“Clearly there is abuse of power,” said Gabriel Boric, an independent deputy in Chile’s Congress. “There isn’t a single small enterprise in Chile that has received a loan for $10 million with the kind of capital Caval had. It’s obvious Mr. Dávalos’ links with the President were at play.”
Dávalos, who resigned from his position as head of a government charity amid the scandal, maintains that his actions were legal and that they took place when he was working in the private sector, a posture also held by the government.
Chile’s banking authorities have ruled out any irregularities in the loan.
Public perception: the abuse of the elite
The damage, however, has been done as the case, nationally known as “Nueragate,” is charged with symbolic resonance.
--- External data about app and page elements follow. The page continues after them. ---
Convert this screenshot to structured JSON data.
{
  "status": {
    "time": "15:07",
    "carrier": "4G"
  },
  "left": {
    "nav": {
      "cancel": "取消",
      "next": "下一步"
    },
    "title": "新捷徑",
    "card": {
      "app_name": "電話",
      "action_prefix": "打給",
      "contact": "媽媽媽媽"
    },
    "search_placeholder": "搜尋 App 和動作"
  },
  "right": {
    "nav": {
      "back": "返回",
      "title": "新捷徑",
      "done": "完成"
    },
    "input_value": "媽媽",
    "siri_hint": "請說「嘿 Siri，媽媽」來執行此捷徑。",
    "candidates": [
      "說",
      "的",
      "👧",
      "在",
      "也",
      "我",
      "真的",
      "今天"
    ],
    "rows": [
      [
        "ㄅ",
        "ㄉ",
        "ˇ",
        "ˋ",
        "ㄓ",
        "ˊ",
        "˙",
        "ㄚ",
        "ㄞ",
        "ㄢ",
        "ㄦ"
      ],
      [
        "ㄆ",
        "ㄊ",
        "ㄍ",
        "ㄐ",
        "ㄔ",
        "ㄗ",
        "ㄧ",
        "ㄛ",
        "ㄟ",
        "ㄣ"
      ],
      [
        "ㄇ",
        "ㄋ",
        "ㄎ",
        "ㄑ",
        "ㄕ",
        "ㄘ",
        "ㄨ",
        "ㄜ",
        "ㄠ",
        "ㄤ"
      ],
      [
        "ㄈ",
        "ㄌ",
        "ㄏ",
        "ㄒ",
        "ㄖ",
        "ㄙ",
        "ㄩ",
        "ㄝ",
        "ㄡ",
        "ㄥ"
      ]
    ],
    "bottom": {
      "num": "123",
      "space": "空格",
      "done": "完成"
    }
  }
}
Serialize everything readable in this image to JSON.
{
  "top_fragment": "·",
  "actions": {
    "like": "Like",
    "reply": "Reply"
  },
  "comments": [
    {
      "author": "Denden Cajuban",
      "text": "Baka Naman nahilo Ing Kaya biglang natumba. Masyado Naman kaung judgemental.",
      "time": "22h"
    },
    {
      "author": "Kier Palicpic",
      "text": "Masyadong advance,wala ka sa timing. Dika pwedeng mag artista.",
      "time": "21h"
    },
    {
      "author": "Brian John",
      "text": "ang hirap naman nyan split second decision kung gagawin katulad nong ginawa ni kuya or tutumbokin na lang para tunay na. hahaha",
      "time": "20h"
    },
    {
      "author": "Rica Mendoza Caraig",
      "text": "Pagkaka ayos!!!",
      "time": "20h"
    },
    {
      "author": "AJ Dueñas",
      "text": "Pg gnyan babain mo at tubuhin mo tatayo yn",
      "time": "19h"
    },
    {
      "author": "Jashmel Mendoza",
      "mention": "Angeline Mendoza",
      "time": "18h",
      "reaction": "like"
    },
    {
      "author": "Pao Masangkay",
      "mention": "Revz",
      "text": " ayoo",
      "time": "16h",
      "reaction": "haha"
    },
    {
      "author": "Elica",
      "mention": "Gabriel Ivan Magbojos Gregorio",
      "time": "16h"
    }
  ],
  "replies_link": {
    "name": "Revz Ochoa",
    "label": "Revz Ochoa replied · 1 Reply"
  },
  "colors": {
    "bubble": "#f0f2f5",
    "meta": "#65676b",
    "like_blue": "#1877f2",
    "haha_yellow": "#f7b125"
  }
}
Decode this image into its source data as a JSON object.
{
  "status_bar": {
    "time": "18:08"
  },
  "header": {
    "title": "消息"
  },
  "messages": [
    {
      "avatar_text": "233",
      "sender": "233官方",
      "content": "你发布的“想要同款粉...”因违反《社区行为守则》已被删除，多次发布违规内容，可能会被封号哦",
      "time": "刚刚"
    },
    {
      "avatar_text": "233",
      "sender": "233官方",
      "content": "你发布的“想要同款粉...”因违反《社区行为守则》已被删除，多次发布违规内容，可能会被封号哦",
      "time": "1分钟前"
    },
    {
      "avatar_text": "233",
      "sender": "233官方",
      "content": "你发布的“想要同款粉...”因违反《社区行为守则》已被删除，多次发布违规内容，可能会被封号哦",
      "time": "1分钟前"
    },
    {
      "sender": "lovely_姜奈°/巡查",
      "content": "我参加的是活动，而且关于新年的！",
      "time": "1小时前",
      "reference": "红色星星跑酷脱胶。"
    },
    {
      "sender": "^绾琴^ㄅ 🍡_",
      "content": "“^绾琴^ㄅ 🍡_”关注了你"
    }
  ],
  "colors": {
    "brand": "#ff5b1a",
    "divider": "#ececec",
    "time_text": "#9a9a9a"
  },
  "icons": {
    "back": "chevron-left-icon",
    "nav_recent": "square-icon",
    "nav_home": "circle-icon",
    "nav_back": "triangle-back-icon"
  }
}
The Caval scandal speaks to a broader feeling of injustice in Chile, where the perception is that influence and money, instead of merit, gets people ahead.
Although Dávalos and the government have insisted the President had no knowledge of her son’s private dealings, the revelations come as a considerable blow to Michelle Bachelet, who has made the fight against inequality a pillar of her political discourse. The government’s most emblematic policy initiative remains education reform, which seeks to build a more inclusive society and create equal opportunities.
“It hits the core principle that moves our government, which is precisely to establish equality as a right, not as a privilege,” said Socialist Party Deputy Juan Luis Castro.
Osvaldo Andrade, President of the Socialist Party, suggested the scandal could have long-term political implications for Chile’s left-wing coalition, Nueva Mayoría.
“As a consequence, I think that we will somehow have to pay the price for this in the future. It’s inevitable.”
The timing is also cause for concern within the government, as the revelations come just weeks after polls showed higher approval ratings for Michelle Bachelet. Meanwhile, the President has been on vacation, fueling the media’s speculation and mounting public discontent.
Over the years, Bachelet’s son has built a fairly negative image for himself. Mocked as the “Primer Damo” (“The First Lady”), Dávalos is publicly viewed as spoiled and tempted by a life of luxury. In 2012, the same year in which Dávalos resigned from a position at the Ministry of Foreign Affairs, he was seen arriving at Michelle Bachelet’s home in a convertible Lexus, unleashing a wave of criticism on social media.
Impending investigation and political opportunism
Weakened by recent accusations that various members of the Independent Democratic Union (UDI), an ultra-right wing party, received illegal campaign funding from Penta, a holding company, the opposition has seized the opportunity to divert attention from their own scandals.
On Monday, members of the right-wing coalition Alianza filed a lawsuit alleging crimes of influence peddling and use of insider information by Sebastián Dávalos and Natalia Compagnon.
Designated as rural land, the plots bought by Caval Limited in the area of Machalí would increase in value if changes in regulation modified the land’s status from rural to urban, allowing for construction.
Plans to modify Machalí’s building restrictions started during Sebastián Piñera’s presidency in 2013, but collapsed after local authorities rejected the proposal. Efforts were revived in August 2014 by the current Regional Ministry Secretary of Housing and Urban Planning, Wilfredo Valdés, who is also targeted in the lawsuit.
The investigation will seek to clarify whether Dávalos and Compagnon used insider information in their decision to purchase 100 acres of land in an area that has risen in value due to its proximity to the lucrative “Copper Road”.
Facing pressure to repay the loan, Caval Limited has since sold the land plots to a real estate firm for $15 million, resulting in more than $4 million in gross profit.
The prosecutor in charge of the investigation, Luis Toledo, has stressed the lawsuit “doesn’t establish concrete evidence.” Still, anything incriminating government authorities could be devastating in what has historically been one of Latin America’s least corrupt countries.